╔══
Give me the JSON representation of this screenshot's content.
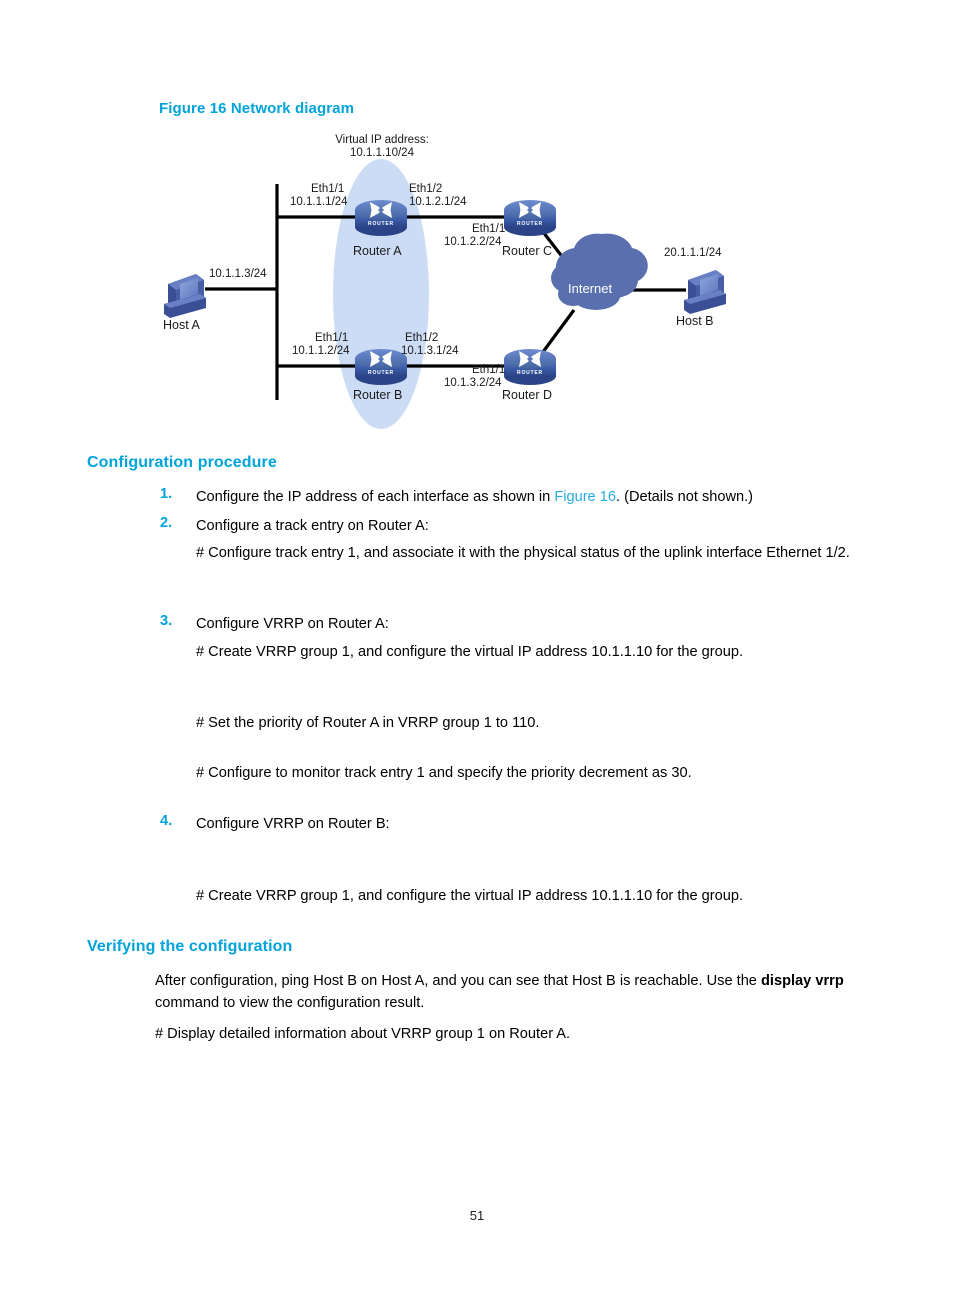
{
  "figure": {
    "caption": "Figure 16 Network diagram",
    "virtual_ip_line1": "Virtual IP address:",
    "virtual_ip_line2": "10.1.1.10/24",
    "cloud_label": "Internet",
    "nodes": {
      "router_a": "Router A",
      "router_b": "Router B",
      "router_c": "Router C",
      "router_d": "Router D",
      "host_a": "Host A",
      "host_b": "Host B"
    },
    "interfaces": {
      "router_a_eth1_1_name": "Eth1/1",
      "router_a_eth1_1_ip": "10.1.1.1/24",
      "router_a_eth1_2_name": "Eth1/2",
      "router_a_eth1_2_ip": "10.1.2.1/24",
      "router_b_eth1_1_name": "Eth1/1",
      "router_b_eth1_1_ip": "10.1.1.2/24",
      "router_b_eth1_2_name": "Eth1/2",
      "router_b_eth1_2_ip": "10.1.3.1/24",
      "router_c_eth1_1_name": "Eth1/1",
      "router_c_eth1_1_ip": "10.1.2.2/24",
      "router_d_eth1_1_name": "Eth1/1",
      "router_d_eth1_1_ip": "10.1.3.2/24",
      "host_a_ip": "10.1.1.3/24",
      "host_b_ip": "20.1.1.1/24"
    },
    "router_badge": "ROUTER",
    "colors": {
      "heading_blue": "#00a3da",
      "link_blue": "#29abe2",
      "device_blue": "#3b5ca8",
      "cloud_blue": "#5a6fae",
      "highlight_ellipse": "#c5d7f2"
    }
  },
  "sections": {
    "configuration_procedure": {
      "heading": "Configuration procedure",
      "steps": [
        {
          "number": "1.",
          "text_before_link": "Configure the IP address of each interface as shown in ",
          "link": "Figure 16",
          "text_after_link": ". (Details not shown.)"
        },
        {
          "number": "2.",
          "text": "Configure a track entry on Router A:"
        },
        {
          "number": "3.",
          "text": "Configure VRRP on Router A:"
        },
        {
          "number": "4.",
          "text": "Configure VRRP on Router B:"
        }
      ],
      "notes": {
        "track_entry_line1": "# Configure track entry 1, and associate it with the physical status of the uplink interface Ethernet",
        "track_entry_line2": "1/2.",
        "create_group_a": "# Create VRRP group 1, and configure the virtual IP address 10.1.1.10 for the group.",
        "set_priority": "# Set the priority of Router A in VRRP group 1 to 110.",
        "monitor_track": "# Configure to monitor track entry 1 and specify the priority decrement as 30.",
        "create_group_b": "# Create VRRP group 1, and configure the virtual IP address 10.1.1.10 for the group."
      }
    },
    "verifying": {
      "heading": "Verifying the configuration",
      "paragraph_part1": "After configuration, ping Host B on Host A, and you can see that Host B is reachable. Use the ",
      "paragraph_bold1": "display",
      "paragraph_bold2": "vrrp",
      "paragraph_part2": " command to view the configuration result.",
      "display_note": "# Display detailed information about VRRP group 1 on Router A."
    }
  },
  "footer": {
    "page_number": "51"
  }
}
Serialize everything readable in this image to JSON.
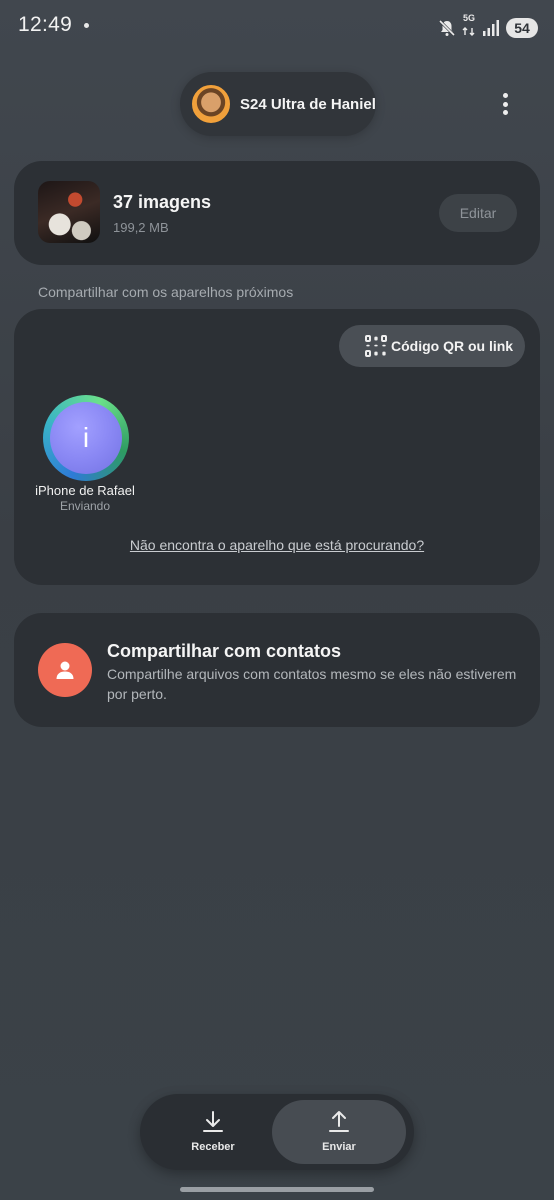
{
  "status_bar": {
    "time": "12:49",
    "network": "5G",
    "battery": "54"
  },
  "device": {
    "name": "S24 Ultra de Haniel"
  },
  "files": {
    "title": "37 imagens",
    "size": "199,2 MB",
    "edit_label": "Editar"
  },
  "nearby": {
    "section_label": "Compartilhar com os aparelhos próximos",
    "qr_label": "Código QR ou link",
    "peer": {
      "initial": "i",
      "name": "iPhone de Rafael",
      "status": "Enviando"
    },
    "help_link": "Não encontra o aparelho que está procurando?"
  },
  "contacts": {
    "title": "Compartilhar com contatos",
    "description": "Compartilhe arquivos com contatos mesmo se eles não estiverem por perto."
  },
  "bottom_nav": {
    "receive_label": "Receber",
    "send_label": "Enviar",
    "active": "Enviar"
  },
  "colors": {
    "background": "#3d4349",
    "card": "#2c3035",
    "contact_accent": "#ef6a55",
    "peer_accent": "#8a88f4"
  }
}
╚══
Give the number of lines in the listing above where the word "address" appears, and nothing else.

=== Completed exercise ===
4